Texas is an at-fault state, meaning that the driver who caused the accident is responsible for covering the cost to treat any injuries. Therefore, if your accident was caused by the other driver, you would likely seek compensation from his or her insurance company rather than your own. Since you did not take out the other driver’s policy or sign off on the terms, his or her insurance company will probably not be able to require an IME.
When Would I Need to Submit to an IME?
In Texas, an insurance company can require you to take an IME if there is serious doubt over the validity of your injuries. However, a judge would need to order you to take one.
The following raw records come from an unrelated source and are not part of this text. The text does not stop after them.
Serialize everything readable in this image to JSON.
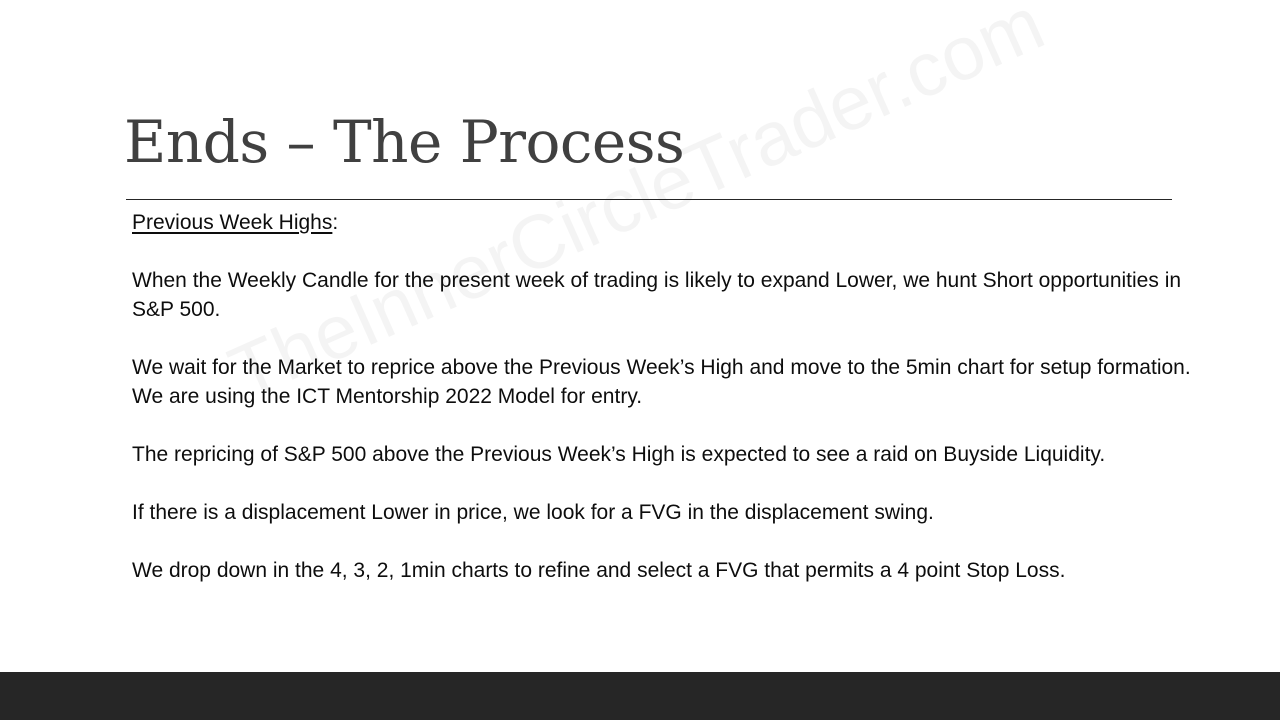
{
  "slide": {
    "title": "Ends – The Process",
    "watermark": "TheInnerCircleTrader.com",
    "heading": "Previous Week Highs",
    "heading_suffix": ":",
    "paragraphs": [
      "When the Weekly Candle for the present week of trading is likely to expand Lower, we hunt Short opportunities in S&P 500.",
      "We wait for the Market to reprice above the Previous Week’s High and move to the 5min chart for setup formation.  We are using the ICT Mentorship 2022 Model for entry.",
      "The repricing of S&P 500 above the Previous Week’s High is expected to see a raid on Buyside Liquidity.",
      "If there is a displacement Lower in price, we look for a FVG in the displacement swing.",
      "We drop down in the 4, 3, 2, 1min charts to refine and select a FVG that permits a 4 point Stop Loss."
    ]
  },
  "colors": {
    "title": "#404040",
    "text": "#0d0d0d",
    "rule": "#262626",
    "footer_bar": "#262626",
    "background": "#ffffff"
  }
}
Unless you are complying with the terms of your own insurance policy, there is usually no need to submit to an IME until one is ordered by a judge.
Reasons to use your own insurance policy to cover the medical expenses of treating a personal injury could include suffering a hit-and-run or incurring more expenses than your health insurance policy will initially cover. In either of those situations, you may need to rely on your personal injury protection (PIP), which is sometimes included in auto insurance. PIP is intended to cover injuries regardless of who was at fault for the accident.
Personal Injury Attorneys Can Provide Advice on Taking an IME
If the insurance company that is responsible for paying for your damages has requested that you take an IME, you should speak with a personal injury attorney before moving forward. In rare cases involving overwhelming evidence of the injuries in question, taking an IME can work to the claimant’s advantage. Your attorney can help determine whether or not you have the right to refuse the IME and if taking it would harm or strengthen your case.
If you would like to avoid an IME but the insurance company tells you it is a requirement, your lawyer may be able to provide grounds for you to refuse. In past cases, lawyers have successfully argued that taking the IME would constitute an undue financial hardship for the claimant, requiring him or her to miss work or travel an unreasonable distance.
How Can I Compile Evidence That Will Help My Case?
While an independent medical exam will most likely harm your chances of recovering compensation for your injuries, many other types of evidence can strengthen your case. Going to the emergency room after the accident is the first step you can take to create a record of your injuries. There, any treatments you receive and the results of the tests you undergo will be noted, creating a body of information that can attest to the seriousness of your injuries.
When you work with an attorney to submit your claim, he or she can advise you on how to request your medical records. In addition to medical records, you will need to submit proof that the other driver caused the crash. If you are pursuing lost wages, you will need to show that you missed work. When seeking compensation in a personal injury case, the aim of submitting evidence is to support the following statements:
- Another party caused the accident
- You suffered damages
- There was a direct causal link between the accident and your injuries
Will I Need an Expert Witness to Testify on My Behalf?
Some complex personal injury cases require a physician to testify as an expert witness. However, these cases usually involve medical malpractice. For most cases involving car crashes, the claimant’s medical records are sufficient. Your lawyer can advise you on whether or not you need to bring in an expert witness to support your statements.
Get Legal Representation in Houston, TX
When you go up against a big insurance company with grounds for a personal injury claim, you want to be sure that your case is well supported with evidence. Insurance companies often use manipulative tactics, such as requesting medical exams that are far from unbiased. Having a lawyer on your side can help you act according to your best interests when documenting your injuries. To speak with our personal injury attorneys in Houston, TX, contact Houston Injury Lawyers PLLC.